10 Apr Water scarcity: a catalyst for sustainability around the Mediterranean
Is water scarcity in the Mediterranean an insurmountable challenge? Or can we switch our thinking and consider it as an opportunity for sustainable transitions in the region?
It is common knowledge that the Mediterranean is one of the most water-scarce regions in the world, and that the manifold impacts of climate change can only worsen this dire situation. However, we also have the choice to move beyond fatalism by adopting a “the problem is an opportunity” approach. In this case, water scarcity is a useful prism through which to approach and tackle urgent environmental and socio-economic challenges around the Mediterranean. Seeking inspiration in tangible solutions that are already yielding results is a great place to start. These small-scale solutions involve a diverse spectrum of individuals who are committed to making a difference on the ground.

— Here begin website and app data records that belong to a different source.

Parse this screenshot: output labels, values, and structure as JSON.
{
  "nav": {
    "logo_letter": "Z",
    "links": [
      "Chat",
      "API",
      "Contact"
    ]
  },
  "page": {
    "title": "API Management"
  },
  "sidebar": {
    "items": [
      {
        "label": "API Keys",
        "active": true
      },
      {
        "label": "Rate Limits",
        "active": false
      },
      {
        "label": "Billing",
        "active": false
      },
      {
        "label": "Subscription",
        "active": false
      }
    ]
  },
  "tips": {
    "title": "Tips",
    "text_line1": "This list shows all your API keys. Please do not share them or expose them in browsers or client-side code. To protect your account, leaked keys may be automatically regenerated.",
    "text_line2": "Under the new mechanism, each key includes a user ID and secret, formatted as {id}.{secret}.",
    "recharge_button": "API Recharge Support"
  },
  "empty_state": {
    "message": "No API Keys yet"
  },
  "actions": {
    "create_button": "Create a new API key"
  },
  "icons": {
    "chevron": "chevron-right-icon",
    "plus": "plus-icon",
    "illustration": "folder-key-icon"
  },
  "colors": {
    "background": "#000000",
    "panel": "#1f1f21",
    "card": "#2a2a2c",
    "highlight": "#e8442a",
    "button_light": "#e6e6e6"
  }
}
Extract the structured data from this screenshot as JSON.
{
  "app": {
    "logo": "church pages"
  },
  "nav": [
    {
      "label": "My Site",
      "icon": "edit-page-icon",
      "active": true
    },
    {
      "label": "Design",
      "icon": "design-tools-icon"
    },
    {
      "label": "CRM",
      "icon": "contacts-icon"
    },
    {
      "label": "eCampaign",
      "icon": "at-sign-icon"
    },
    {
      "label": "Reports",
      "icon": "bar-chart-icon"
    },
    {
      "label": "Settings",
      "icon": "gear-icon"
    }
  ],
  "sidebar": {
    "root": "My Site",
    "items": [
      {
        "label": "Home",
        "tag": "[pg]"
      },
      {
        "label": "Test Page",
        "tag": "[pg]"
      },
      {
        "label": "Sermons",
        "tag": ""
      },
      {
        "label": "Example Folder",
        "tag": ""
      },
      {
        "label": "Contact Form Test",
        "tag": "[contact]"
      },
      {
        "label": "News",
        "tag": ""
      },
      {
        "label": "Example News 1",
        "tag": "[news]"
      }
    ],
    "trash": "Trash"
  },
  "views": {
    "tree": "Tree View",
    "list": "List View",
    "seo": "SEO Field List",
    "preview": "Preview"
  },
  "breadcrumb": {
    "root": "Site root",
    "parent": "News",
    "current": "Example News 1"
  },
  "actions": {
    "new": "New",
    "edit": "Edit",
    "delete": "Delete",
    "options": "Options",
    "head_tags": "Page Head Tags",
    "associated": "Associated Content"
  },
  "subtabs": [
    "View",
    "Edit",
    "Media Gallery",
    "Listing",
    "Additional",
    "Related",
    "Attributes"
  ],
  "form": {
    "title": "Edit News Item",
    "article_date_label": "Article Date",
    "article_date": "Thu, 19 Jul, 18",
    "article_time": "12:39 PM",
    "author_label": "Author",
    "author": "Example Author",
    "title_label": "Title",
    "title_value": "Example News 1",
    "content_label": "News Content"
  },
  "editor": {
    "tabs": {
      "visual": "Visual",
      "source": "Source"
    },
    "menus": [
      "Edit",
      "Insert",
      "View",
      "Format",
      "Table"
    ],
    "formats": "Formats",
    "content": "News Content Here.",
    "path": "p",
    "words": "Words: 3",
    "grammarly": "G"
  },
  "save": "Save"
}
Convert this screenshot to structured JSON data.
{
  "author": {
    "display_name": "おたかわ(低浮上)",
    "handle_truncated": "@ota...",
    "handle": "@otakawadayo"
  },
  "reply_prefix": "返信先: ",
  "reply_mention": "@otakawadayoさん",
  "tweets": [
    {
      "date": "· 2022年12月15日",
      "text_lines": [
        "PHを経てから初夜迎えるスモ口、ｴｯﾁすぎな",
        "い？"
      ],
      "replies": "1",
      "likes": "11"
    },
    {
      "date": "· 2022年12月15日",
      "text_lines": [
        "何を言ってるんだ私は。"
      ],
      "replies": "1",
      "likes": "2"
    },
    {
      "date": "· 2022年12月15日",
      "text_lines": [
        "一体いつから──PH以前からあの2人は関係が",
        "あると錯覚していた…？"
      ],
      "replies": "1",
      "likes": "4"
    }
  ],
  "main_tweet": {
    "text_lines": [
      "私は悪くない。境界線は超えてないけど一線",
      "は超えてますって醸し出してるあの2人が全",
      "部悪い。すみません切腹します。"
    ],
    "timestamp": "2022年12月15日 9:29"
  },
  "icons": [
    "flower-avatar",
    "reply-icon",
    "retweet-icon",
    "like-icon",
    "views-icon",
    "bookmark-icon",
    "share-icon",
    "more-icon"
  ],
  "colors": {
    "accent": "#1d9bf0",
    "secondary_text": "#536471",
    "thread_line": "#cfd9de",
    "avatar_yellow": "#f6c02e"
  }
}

As we can observe in nature, resilience is reinforced and builds upon a diverse set of complementary solutions – rather than one size fits all models. The urgency is therefore to integrate rather than to segregate by cross-fertilizing governmental, scientific, entrepreneurial and civil society approaches to water scarcity. We dispose of the technology and know-how to make a real difference when it comes to water scarcity. The crucial next step is to share knowledge and solutions throughout the region and amongst all sectors of society in order to foment a fundamental cultural shift in how we interact with water and nature.
In our region, water scarcity is intimately linked to human-induced land degradation. These destructive processes are, in essence, a collapse of the basic ecological functions of a given ecosystem due to water cycle disruption, arable soil degradation and loss through erosion, and the reduction of vegetative cover and biodiversity, amongst others. The resulting loss of livelihoods can lead to social instability, poverty, migration and conflict, while degraded ecosystems become increasingly vulnerable to extreme weather events such as droughts, fires and flooding. Restoring basic ecological functions in the numerous degraded areas of the Mediterranean is a top priority, in line with the upcoming UN Decade on Ecosystem Restoration (2021-2030):
“We all depend on healthy ecosystems for food and energy, water and biodiversity. Their continued degradation contributes to climate change and enhances the risk of severe ecological disasters. Widespread loss of function in both terrestrial and aquatic ecosystems will be catastrophic for our planet and a huge setback on progress made towards achieving the United Nations Sustainable Development Goals. It’s time to rebuild what has been lost.”
– UN Decade on Ecosystem Restoration
Numerous such examples exist all around the Mediterranean. For instance, the SEKEM Initiative located close to Cairo, Egypt, has been making a difference for 40 years. By applying sustainable water management principles, large-scale biodynamic and agro-ecological techniques, and engaging in extensive soil creation through composting of all available organic matter, SEKEM has been able to create a productive green oasis in an area that is otherwise threatened by desertification. Moreover, the initiative created and trained a network of farmers in Egypt that apply these sustainable land use techniques, thereby combining production with regeneration in water-scarce ecosystems.
The Tamera Healing Biotope – located in the Alentejo region of southern Portugal – has also made significant steps in combating water scarcity at the local level since the early 1990s. Tamera’s water retention landscape has gained international recognition as a means of re-greening areas threatened by desertification. This effort is a human-made but nature-inspired network of water retention lakes, basins and ponds design along ecological principles. Since the creation and expansion of this landscape, the positive effects on the surface and ground hydrology of the area have yielded new opportunities for sustainable food production and landscape restoration.
Finally, peri-urban and urban areas are important vectors for combating water scarcity as well. Treated wastewater reuse and rainwater harvesting are fairly simple solutions to improve urban water efficiency and encourage urban agriculture and landscape restoration, with beneficial effects on water and food security, urban biodiversity, the urban heat island effect, amongst others. Organic food production systems that rely on closed-loop water cycles (hydroponics, aquaponics, aeroponics) as well as water-efficient drip irrigation for urban gardens (including on rooftops) can create numerous green employment, training, and educational opportunities for Mediterranean youth.
So let us switch our thinking and approach water scarcity as an admittedly daunting but also inspiring challenge for us to do better!